A band of about 30 Arab terrorists attacked the Jewish settlement of Tirat-Tsvi, in the north of Palestine, near the town of Beit Shean. The guard in the watchtower immediately called for reinforcements. Guards from the nearby settlement of Ein Harod arrived as well. The guards from both settlements fought a fierce battle, during which the Arab side suffered a number of casualties, but ultimately was driven off. British police praised the guards of the Jewish settlements and reclaimed the weapons the terrorists had left behind, all of which were stolen from British police stations. Only one Jewish guard, Yekhezkl Weinman, was badly wounded.
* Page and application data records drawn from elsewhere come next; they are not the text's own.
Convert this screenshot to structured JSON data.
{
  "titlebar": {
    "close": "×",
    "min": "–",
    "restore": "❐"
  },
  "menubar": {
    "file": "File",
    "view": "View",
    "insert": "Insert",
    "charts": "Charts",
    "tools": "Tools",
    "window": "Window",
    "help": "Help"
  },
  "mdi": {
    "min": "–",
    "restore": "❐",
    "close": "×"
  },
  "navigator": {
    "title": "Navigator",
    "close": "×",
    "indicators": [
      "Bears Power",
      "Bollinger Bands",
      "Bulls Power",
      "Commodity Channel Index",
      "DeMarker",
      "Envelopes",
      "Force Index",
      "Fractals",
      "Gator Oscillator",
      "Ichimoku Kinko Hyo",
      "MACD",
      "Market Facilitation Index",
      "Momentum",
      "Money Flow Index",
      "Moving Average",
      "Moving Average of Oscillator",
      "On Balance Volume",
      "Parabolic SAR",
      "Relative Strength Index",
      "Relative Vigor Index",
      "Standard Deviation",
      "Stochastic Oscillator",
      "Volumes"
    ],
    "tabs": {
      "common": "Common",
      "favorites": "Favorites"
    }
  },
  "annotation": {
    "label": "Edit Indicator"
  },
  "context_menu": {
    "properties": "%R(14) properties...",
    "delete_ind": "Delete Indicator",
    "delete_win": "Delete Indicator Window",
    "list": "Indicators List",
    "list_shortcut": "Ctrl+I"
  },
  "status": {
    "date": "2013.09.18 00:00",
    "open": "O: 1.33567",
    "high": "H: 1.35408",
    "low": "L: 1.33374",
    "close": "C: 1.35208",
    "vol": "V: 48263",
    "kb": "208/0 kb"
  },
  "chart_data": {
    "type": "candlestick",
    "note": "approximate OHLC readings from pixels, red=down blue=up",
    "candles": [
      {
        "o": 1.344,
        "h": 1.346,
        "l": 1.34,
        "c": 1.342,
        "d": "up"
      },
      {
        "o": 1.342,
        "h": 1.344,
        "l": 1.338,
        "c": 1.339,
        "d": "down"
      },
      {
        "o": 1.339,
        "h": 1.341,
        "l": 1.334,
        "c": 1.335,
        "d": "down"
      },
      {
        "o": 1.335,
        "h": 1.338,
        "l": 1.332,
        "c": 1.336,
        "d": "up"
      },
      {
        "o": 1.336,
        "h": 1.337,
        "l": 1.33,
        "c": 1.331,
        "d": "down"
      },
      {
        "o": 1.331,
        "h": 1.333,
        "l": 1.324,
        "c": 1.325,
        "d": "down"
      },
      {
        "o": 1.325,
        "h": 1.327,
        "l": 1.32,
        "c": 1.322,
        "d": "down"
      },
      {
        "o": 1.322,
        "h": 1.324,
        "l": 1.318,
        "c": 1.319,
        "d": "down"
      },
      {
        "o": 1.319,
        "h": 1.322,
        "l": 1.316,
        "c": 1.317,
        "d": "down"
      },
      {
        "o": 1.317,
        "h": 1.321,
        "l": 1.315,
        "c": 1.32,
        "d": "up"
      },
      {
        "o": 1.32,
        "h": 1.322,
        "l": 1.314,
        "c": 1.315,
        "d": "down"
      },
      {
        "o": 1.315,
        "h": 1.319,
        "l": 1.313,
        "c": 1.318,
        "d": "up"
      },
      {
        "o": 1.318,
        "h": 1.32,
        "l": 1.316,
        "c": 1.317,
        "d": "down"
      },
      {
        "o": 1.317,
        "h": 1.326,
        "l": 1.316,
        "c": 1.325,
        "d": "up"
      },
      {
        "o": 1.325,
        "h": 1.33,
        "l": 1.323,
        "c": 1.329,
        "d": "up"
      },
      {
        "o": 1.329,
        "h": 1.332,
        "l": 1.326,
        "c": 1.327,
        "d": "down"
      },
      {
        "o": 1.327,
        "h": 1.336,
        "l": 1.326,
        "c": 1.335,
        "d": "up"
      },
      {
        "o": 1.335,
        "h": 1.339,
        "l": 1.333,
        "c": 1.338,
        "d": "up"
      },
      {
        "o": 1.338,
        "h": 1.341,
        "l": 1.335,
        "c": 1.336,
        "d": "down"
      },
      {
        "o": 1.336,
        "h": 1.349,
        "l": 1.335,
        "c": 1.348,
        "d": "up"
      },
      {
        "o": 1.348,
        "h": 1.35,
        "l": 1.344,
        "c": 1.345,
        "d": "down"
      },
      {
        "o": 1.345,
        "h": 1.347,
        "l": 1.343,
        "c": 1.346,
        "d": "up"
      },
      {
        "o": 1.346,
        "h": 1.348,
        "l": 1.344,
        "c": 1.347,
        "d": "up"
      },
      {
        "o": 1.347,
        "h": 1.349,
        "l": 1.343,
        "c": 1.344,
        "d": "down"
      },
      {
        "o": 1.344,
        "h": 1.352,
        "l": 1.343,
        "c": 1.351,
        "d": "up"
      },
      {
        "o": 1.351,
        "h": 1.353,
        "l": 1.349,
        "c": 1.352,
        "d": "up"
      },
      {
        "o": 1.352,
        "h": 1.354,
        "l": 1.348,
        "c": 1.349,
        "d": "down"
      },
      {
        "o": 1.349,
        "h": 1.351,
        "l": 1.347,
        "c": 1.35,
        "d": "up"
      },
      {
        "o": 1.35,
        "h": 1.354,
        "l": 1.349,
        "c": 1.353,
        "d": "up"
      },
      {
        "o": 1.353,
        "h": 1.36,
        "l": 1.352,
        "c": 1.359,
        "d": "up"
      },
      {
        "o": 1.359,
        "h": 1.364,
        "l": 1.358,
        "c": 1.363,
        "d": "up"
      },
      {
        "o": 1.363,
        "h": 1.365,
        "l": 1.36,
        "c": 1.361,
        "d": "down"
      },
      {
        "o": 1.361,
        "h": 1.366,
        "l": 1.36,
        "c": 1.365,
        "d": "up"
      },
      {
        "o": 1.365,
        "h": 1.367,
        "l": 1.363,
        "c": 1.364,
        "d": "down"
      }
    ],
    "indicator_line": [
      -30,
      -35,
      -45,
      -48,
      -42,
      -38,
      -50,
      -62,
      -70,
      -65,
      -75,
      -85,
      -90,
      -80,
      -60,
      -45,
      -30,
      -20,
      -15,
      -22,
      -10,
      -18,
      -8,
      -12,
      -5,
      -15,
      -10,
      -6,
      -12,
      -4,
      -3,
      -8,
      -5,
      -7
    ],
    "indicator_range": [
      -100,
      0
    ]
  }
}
50 Years Ago
When queried about the Jewish question in the USSR, Soviet government officials are taking a defensive line, claiming that the reason for the disappearance of Yiddish culture is that Soviet Jews have assimilated. Lord Bertrand Russell, who has been in correspondence with Soviet leader Nikita Khrushchev, has addressed questions of anti-Semitism in his letters to the Kremlin. “Khrushchev’s response,” the 80-year-old philosopher said, “did not satisfy me.” The letter, which Russell received recently, claimed that Soviet Jews do not suffer from anti-Semitism. Khrushchev justified the “economic trials” in which Jews were accused of crimes related to commerce more than anyone else, and were sentenced to death more than any other citizens.
Bertrand Russell Challenges Nikita Khrushchev on Anti-Semitism